IF our national flower is the protea, our national vegetable is you-know-who and our national sport is soccer … I mean rugby (hey, you guys can fight it out, I prefer boules), our national meat has to be lamb. Whether it’s cooked on the braai, on the spit or in a potjie, roasted in the oven, turned into sosaties, into a Durban curry or a Cape Malay breyani, it’s the one meat that unites our dark carnivorous hearts. Lamb was on the menu at two launches I attended recently. One was a new theatre restaurant, the other a regular summer spitbraai on a wine farm.
But writing builds up an appetite for food and wine. You’re immersed from dawn to sunset in words and in the mad things that occupy your mind. Then you put the figurative pen down, look around you, and remember where you are, what day it is … and it hits you like a smack in the face: you need a drink like a condemned man needs a reprieve.
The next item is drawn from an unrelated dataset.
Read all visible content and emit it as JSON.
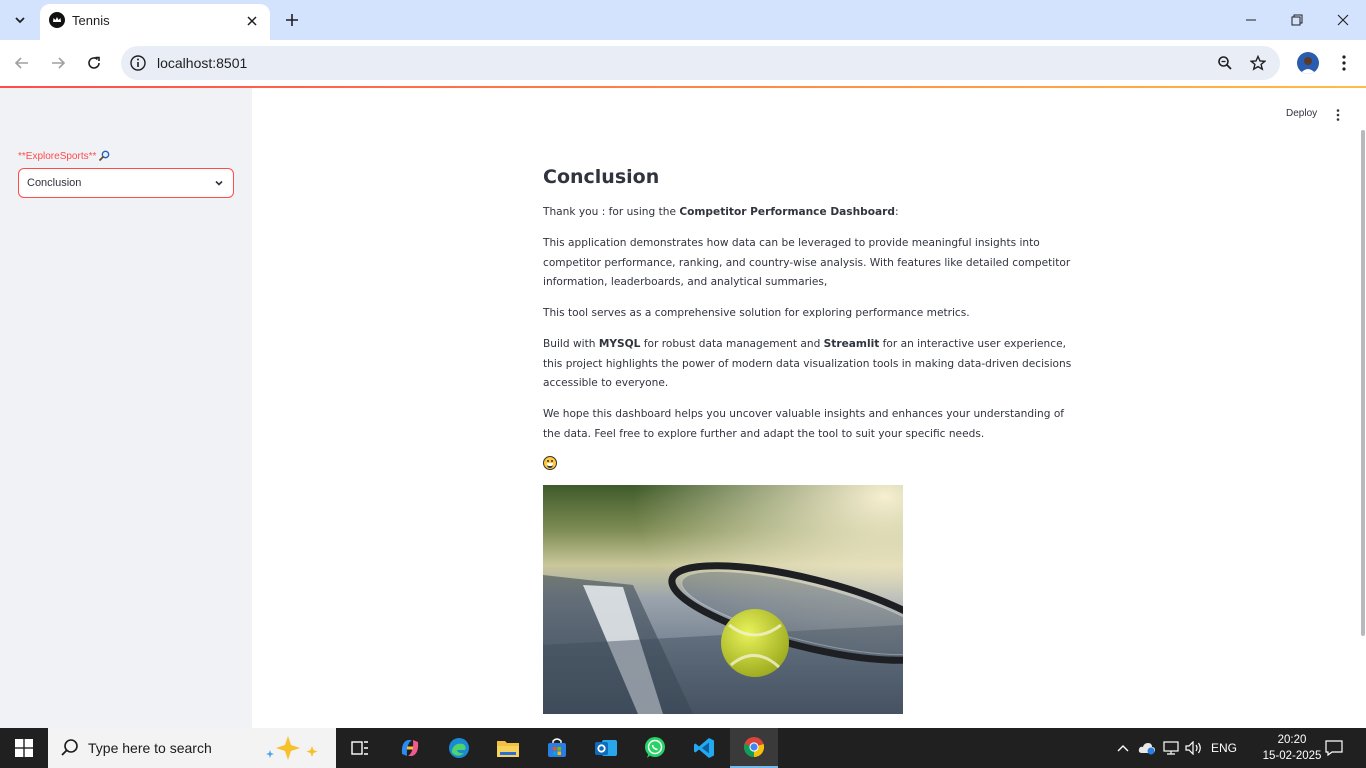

It is all very boere-gay, with ribbon-bound old books adorning tables, tannie’s crockery on the walls, saucepans, koppies en pierings flung into the (white-painted) mish-mash madness of things happening in the ceiling installations above your head, not to mention knives and forks, ribbons and who knows what else lurks up there like so many miniature Swords of Damocles ready to descend if you frown at what’s on your plate. Best not to diss the food until you’re safely out the door. It is also perhaps best not to look too closely lest you spot something you left at the restaurant last time you were there.
So yes, with a heavy heart I would hear the truck start up outside and rattle and grind up the hill, its contents shaking and baaing like, well, so many sheep, then turn on the gas and get cooking, because I’m human, I’m South African, and, with few exceptions, we eat meat.